To demonstrate the effects of constitutively increased ROS production in myeloid cells during tumour development in vivo, Canli et al. generated mice with a myeloid cell-specific deletion of the gene encoding glutathione peroxidase 4 (GPX4), an antioxidant that scavenges ROS, leading to increased intracellular ROS levels specifically in macrophages and neutrophils, without inducing substantial myeloid cell death.

Credit: Carl Conway/Macmillan Publishers Limited

Unexpectedly, inducing intestinal tumorigenesis with the carcinogen azoxymethane (AOM) in Gpx4-mutant mice did not change tumour incidence or tumour size when compared with control mice. However, invasive tumour growth, not normally stimulated in wild-type mice treated with AOM, was observed in AOM-treated, Gpx4-deficient mice but not in control mice. Looking for evidence of increased oxidative DNA damage, the authors noted increased labelling of phosphorylated H2A.X and 8-hydroxydeoxyguanosine and nuclear accumulation of p53 in tumour cells of Gpx4-mutant mice. Consistent with these observations, whole-exome sequencing showed an increased mutational load in tumours from Gpx4-deficient mice compared with those of control mice, including an increased frequency of mutations in genes associated with an invasive colorectal cancer phenotype.

Further mechanistic studies revealed that the induced DNA damage was independent of signalling through tumour necrosis factor receptor 1 (TNFR1) in epithelial cells. However, an autocrine TNFα loop involving IκB kinase-β (IKKβ) and AKT signalling was required for the infiltration of myeloid cells and consequent tumour invasion.

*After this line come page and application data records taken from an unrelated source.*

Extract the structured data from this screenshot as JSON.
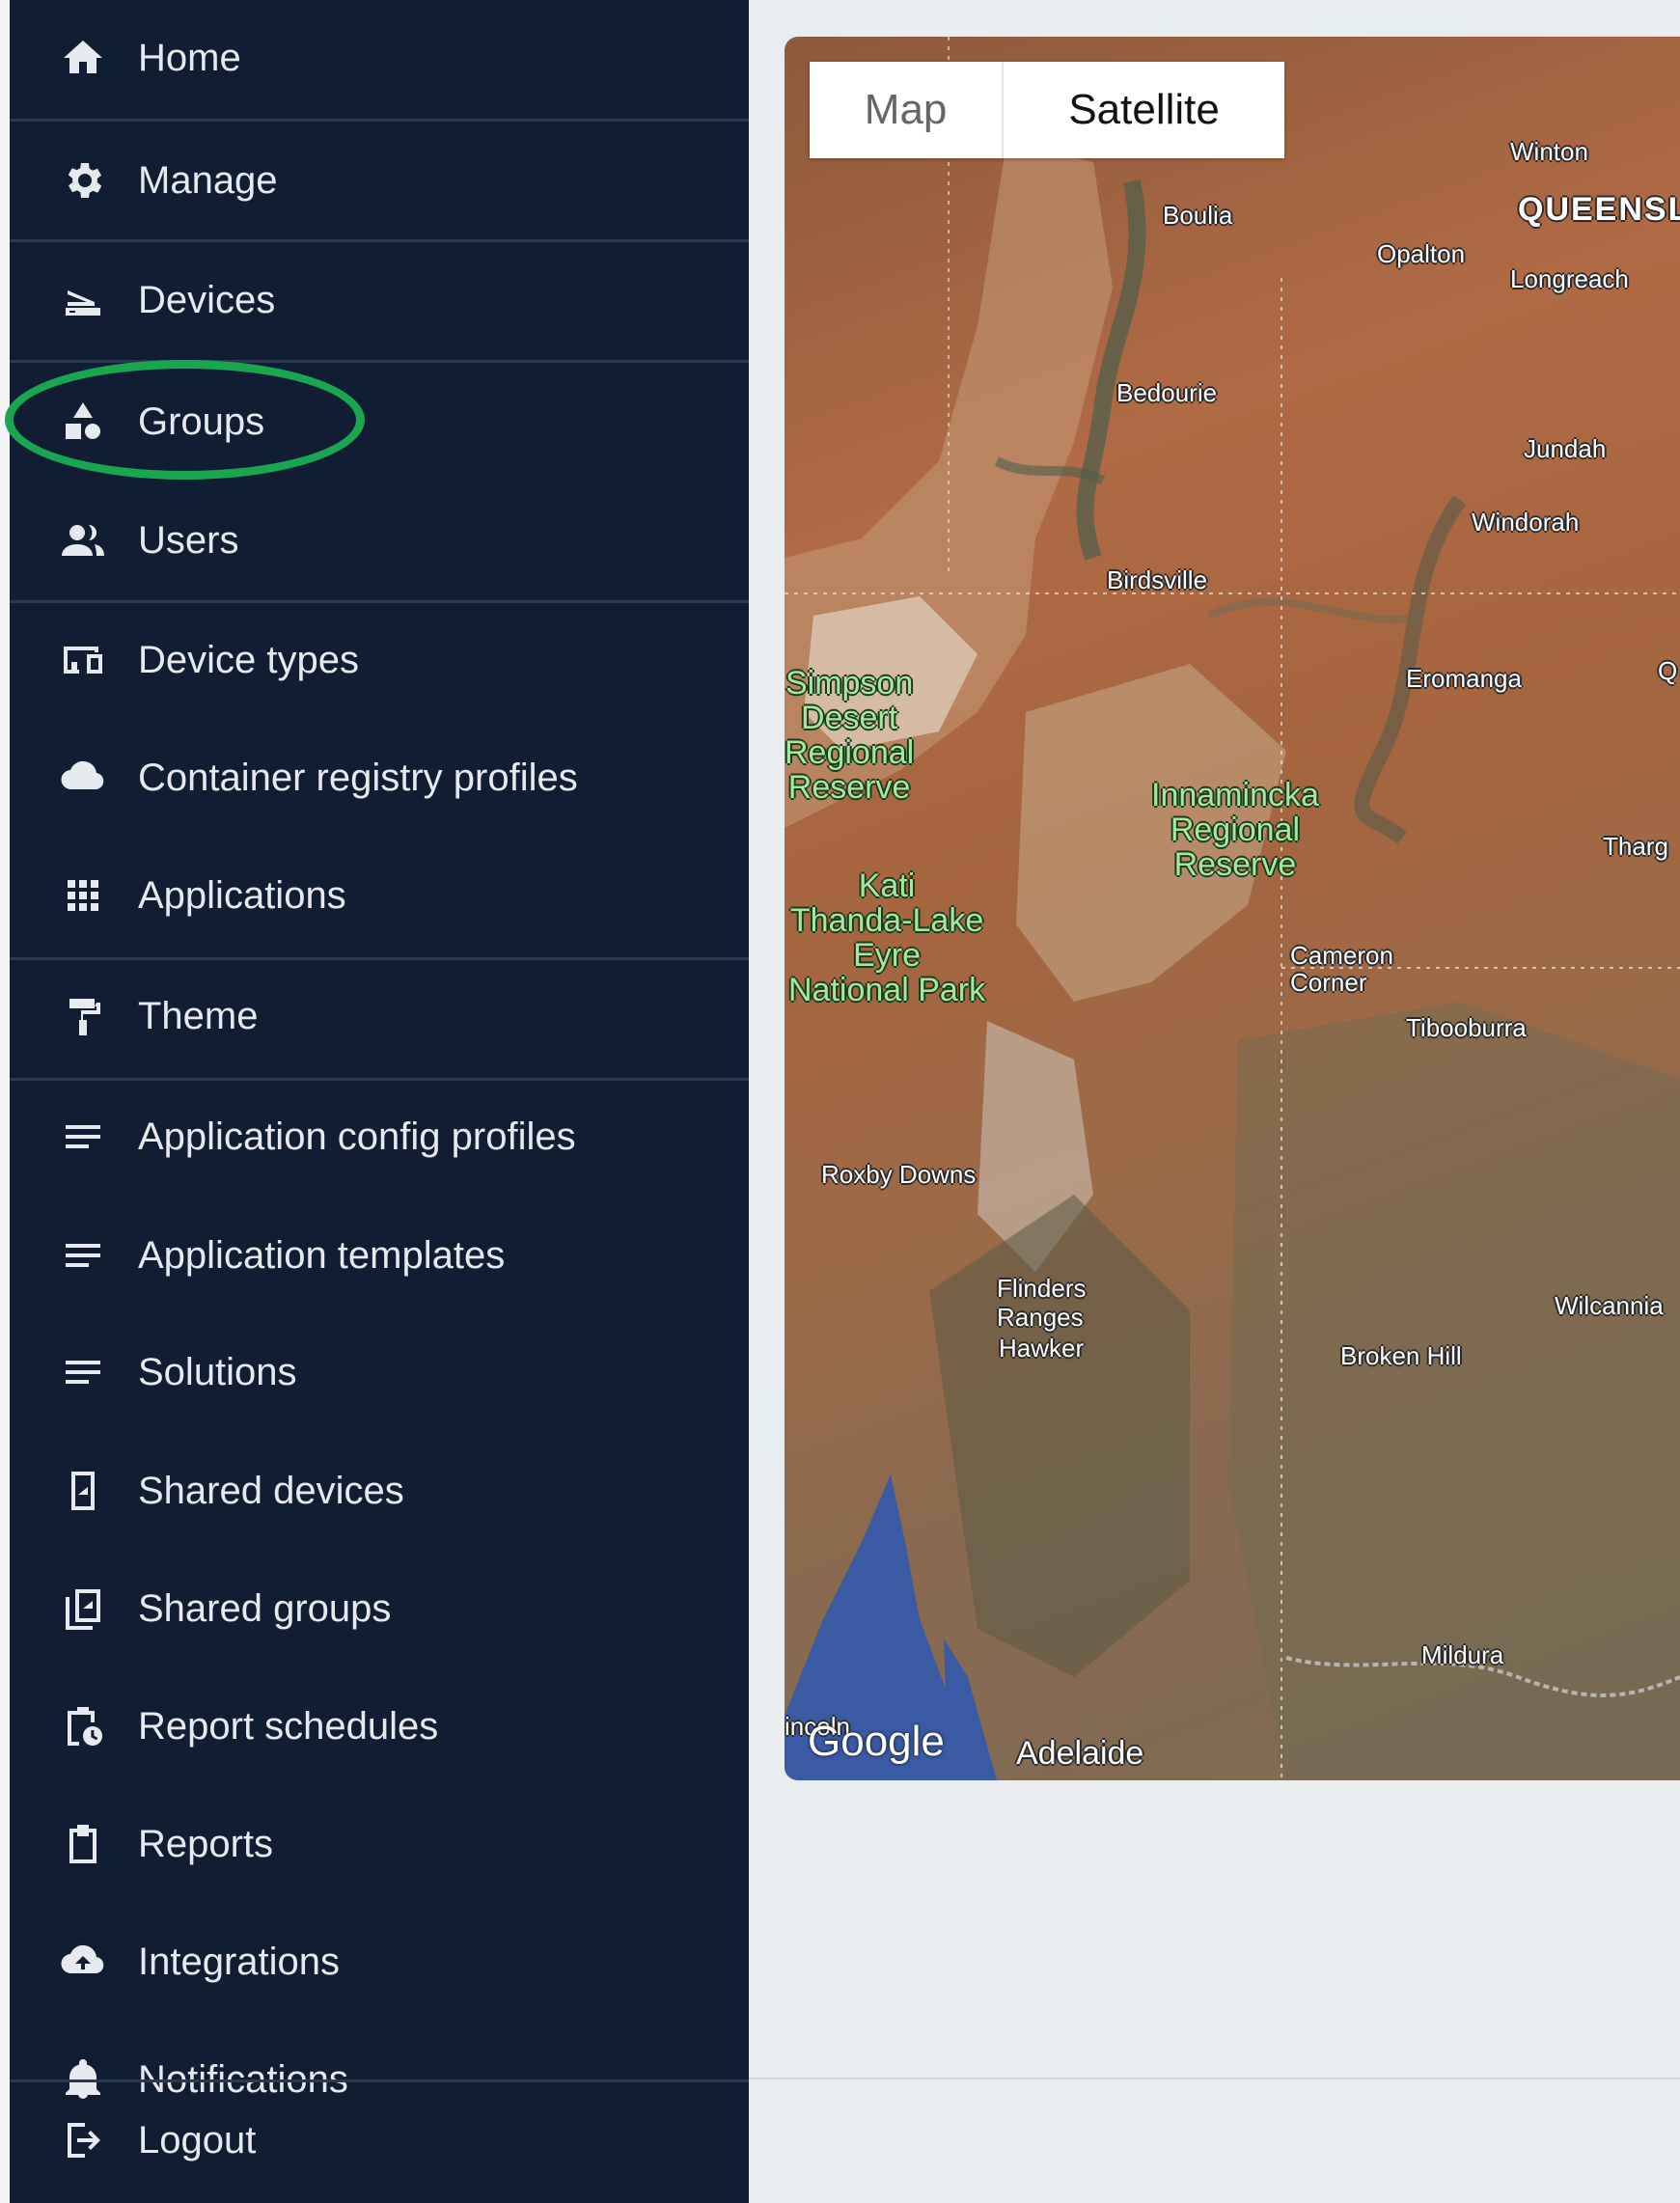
{
  "sidebar": {
    "items": [
      {
        "label": "Home",
        "icon": "home-icon"
      },
      {
        "label": "Manage",
        "icon": "gear-icon"
      },
      {
        "label": "Devices",
        "icon": "router-icon"
      },
      {
        "label": "Groups",
        "icon": "shapes-icon"
      },
      {
        "label": "Users",
        "icon": "users-icon"
      },
      {
        "label": "Device types",
        "icon": "devices-icon"
      },
      {
        "label": "Container registry profiles",
        "icon": "cloud-icon"
      },
      {
        "label": "Applications",
        "icon": "apps-grid-icon"
      },
      {
        "label": "Theme",
        "icon": "paint-roller-icon"
      },
      {
        "label": "Application config profiles",
        "icon": "lines-icon"
      },
      {
        "label": "Application templates",
        "icon": "lines-icon"
      },
      {
        "label": "Solutions",
        "icon": "lines-icon"
      },
      {
        "label": "Shared devices",
        "icon": "shared-device-icon"
      },
      {
        "label": "Shared groups",
        "icon": "shared-groups-icon"
      },
      {
        "label": "Report schedules",
        "icon": "clipboard-clock-icon"
      },
      {
        "label": "Reports",
        "icon": "clipboard-icon"
      },
      {
        "label": "Integrations",
        "icon": "cloud-upload-icon"
      },
      {
        "label": "Notifications",
        "icon": "bell-icon"
      },
      {
        "label": "Logout",
        "icon": "logout-icon"
      }
    ],
    "highlighted_item": "Groups",
    "highlight_color": "#1aa551"
  },
  "map": {
    "type_control": {
      "map_label": "Map",
      "satellite_label": "Satellite",
      "selected": "Satellite"
    },
    "places": {
      "winton": "Winton",
      "queensland": "QUEENSL",
      "boulia": "Boulia",
      "opalton": "Opalton",
      "longreach": "Longreach",
      "bedourie": "Bedourie",
      "jundah": "Jundah",
      "windorah": "Windorah",
      "birdsville": "Birdsville",
      "eromanga": "Eromanga",
      "qu": "Q",
      "thargomindah": "Tharg",
      "cameron_corner": "Cameron\nCorner",
      "tibooburra": "Tibooburra",
      "roxby_downs": "Roxby Downs",
      "flinders_ranges": "Flinders\nRanges",
      "hawker": "Hawker",
      "wilcannia": "Wilcannia",
      "broken_hill": "Broken Hill",
      "mildura": "Mildura",
      "lincoln": "incoln",
      "adelaide": "Adelaide"
    },
    "parks": {
      "simpson": "Simpson\nDesert\nRegional\nReserve",
      "kati_thanda": "Kati\nThanda-Lake\nEyre\nNational Park",
      "innamincka": "Innamincka\nRegional\nReserve"
    },
    "attribution": "Google"
  },
  "colors": {
    "sidebar_bg": "#111d33",
    "sidebar_text": "#e6e9ee",
    "page_bg": "#e9edf0"
  }
}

To ascertain how myeloid cells could indirectly induce DNA damage by increasing oxidative stress in epithelial cells in vivo, the authors crossed Gpx4-deficient mice with transgenic mice expressing a modified mitochondrial-localized catalase, an enzyme that catalyses the decomposition of hydrogen peroxide (H2O2) selectively in intestinal epithelial cells. Expression of this enzyme rescued AOM-treated, Gpx4-deficient mice from forming invasive tumours and reduced the DNA damage in tumour cells.

Finally, to demonstrate that increased ROS secretion from myeloid cells during chronic inflammation was sufficient to initiate tumorigenesis without exposure to a carcinogen, Canli et al. challenged Gpx4-mutant mice with dextran sodium sulfate (DSS) to induce colitis. Four rounds of treatment led to the development of at least one colonic adenoma in Gpx4-mutant mice whilst tumours were absent from wild-type mice. Interestingly, deletion of Gpx4 from myeloid cells alone without chronic inflammation caused tumours to form in 70% of mice by 27 months of age (which were largely found in the lungs) compared with spontaneous tumour development in only 30% of wild-type mice.

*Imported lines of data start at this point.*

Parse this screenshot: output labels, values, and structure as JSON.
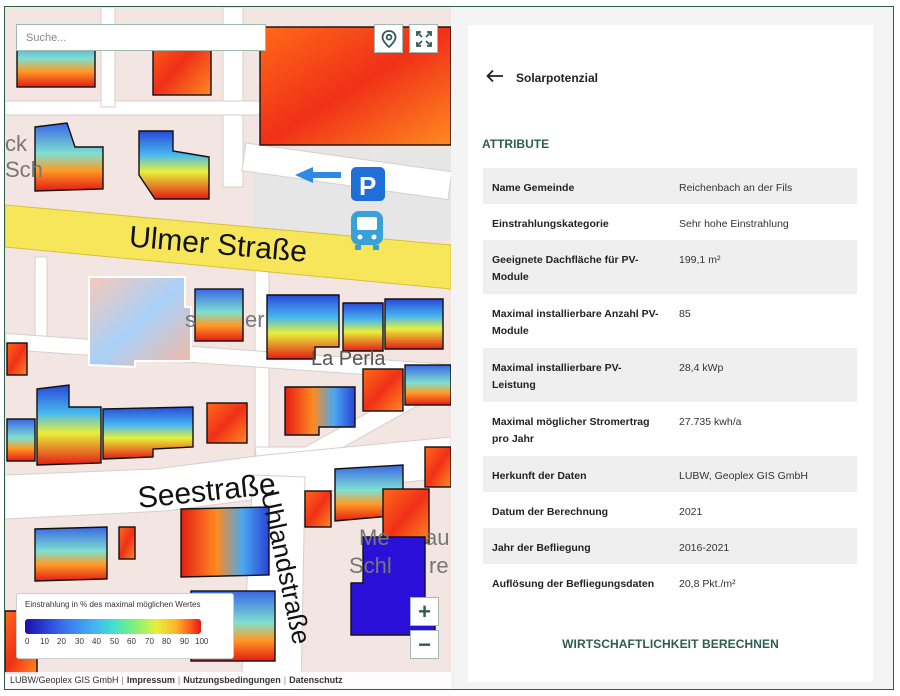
{
  "map": {
    "search_placeholder": "Suche...",
    "labels": {
      "street1": "Ulmer Straße",
      "street2": "Seestraße",
      "street3": "Uhlandstraße",
      "poi": "La Perla",
      "frag_sch": "Sch",
      "frag_ck": "ck",
      "frag_me": "Me",
      "frag_au": "au",
      "frag_schl": "Schl",
      "frag_re": "re",
      "frag_s": "s",
      "frag_er": "er",
      "parking": "P"
    },
    "legend": {
      "title": "Einstrahlung in % des maximal möglichen Wertes",
      "ticks": [
        "0",
        "10",
        "20",
        "30",
        "40",
        "50",
        "60",
        "70",
        "80",
        "90",
        "100"
      ]
    },
    "zoom_in": "+",
    "zoom_out": "−",
    "footer": {
      "source": "LUBW/Geoplex GIS GmbH",
      "imprint": "Impressum",
      "terms": "Nutzungsbedingungen",
      "privacy": "Datenschutz"
    }
  },
  "panel": {
    "title": "Solarpotenzial",
    "section": "ATTRIBUTE",
    "rows": [
      {
        "key": "Name Gemeinde",
        "value": "Reichenbach an der Fils"
      },
      {
        "key": "Einstrahlungskategorie",
        "value": "Sehr hohe Einstrahlung"
      },
      {
        "key": "Geeignete Dachfläche für PV-Module",
        "value": "199,1 m²"
      },
      {
        "key": "Maximal installierbare Anzahl PV-Module",
        "value": "85"
      },
      {
        "key": "Maximal installierbare PV-Leistung",
        "value": "28,4 kWp"
      },
      {
        "key": "Maximal möglicher Stromertrag pro Jahr",
        "value": "27.735 kwh/a"
      },
      {
        "key": "Herkunft der Daten",
        "value": "LUBW, Geoplex GIS GmbH"
      },
      {
        "key": "Datum der Berechnung",
        "value": "2021"
      },
      {
        "key": "Jahr der Befliegung",
        "value": "2016-2021"
      },
      {
        "key": "Auflösung der Befliegungsdaten",
        "value": "20,8 Pkt./m²"
      }
    ],
    "cta": "WIRTSCHAFTLICHKEIT BERECHNEN"
  },
  "colors": {
    "accent": "#2f5d50",
    "road_main": "#f7e65a",
    "parking_blue": "#1f6fd6",
    "bus_blue": "#3aa0d8",
    "selected_roof": "#2a10d8"
  },
  "icons": [
    "back-arrow-icon",
    "location-pin-icon",
    "fullscreen-icon",
    "parking-icon",
    "bus-stop-icon"
  ]
}
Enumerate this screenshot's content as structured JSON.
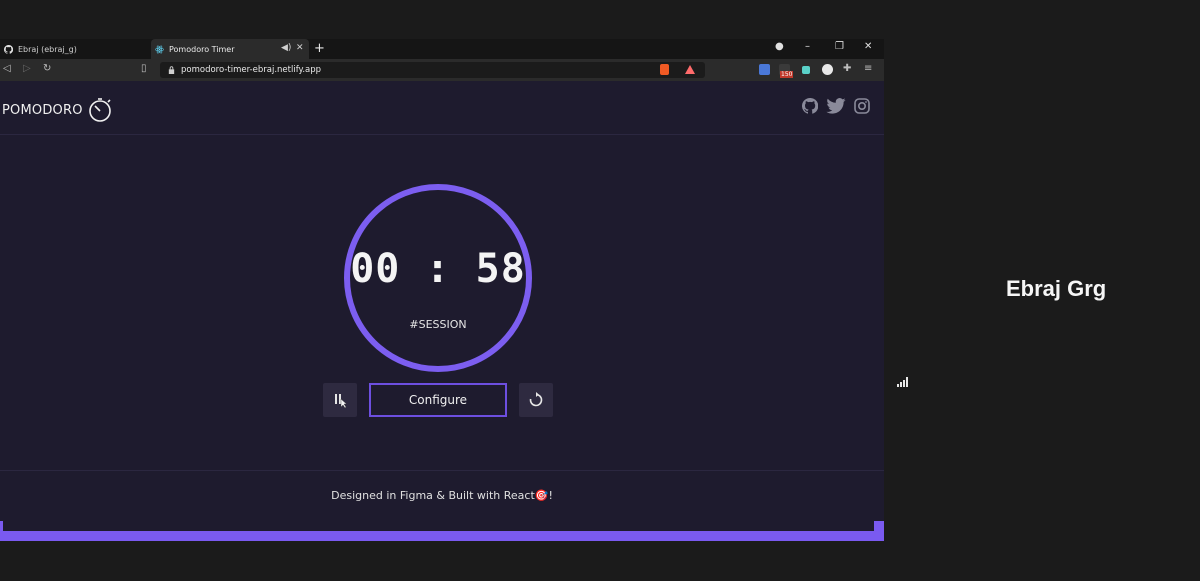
{
  "browser": {
    "tabs": [
      {
        "title": "Ebraj (ebraj_g)",
        "icon": "github-icon",
        "active": false
      },
      {
        "title": "Pomodoro Timer",
        "icon": "react-icon",
        "active": true
      }
    ],
    "url": "pomodoro-timer-ebraj.netlify.app",
    "extension_badge": "150"
  },
  "header": {
    "logo_text": "POMODORO",
    "social": [
      "github-icon",
      "twitter-icon",
      "instagram-icon"
    ]
  },
  "timer": {
    "time": "00 : 58",
    "label": "#SESSION",
    "ring_color": "#7c5ef0"
  },
  "controls": {
    "configure_label": "Configure"
  },
  "footer": {
    "text": "Designed in Figma & Built with React🎯!"
  },
  "presenter": {
    "name": "Ebraj Grg"
  },
  "colors": {
    "accent": "#7a5af0",
    "page_bg": "#1e1b2e"
  }
}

Future studies will need to reconcile how ROS production can be targeted to inhibit intestinal tumour progression given that in other systems, elevated ROS has been observed to induce senescence and apoptosis in tumour cells.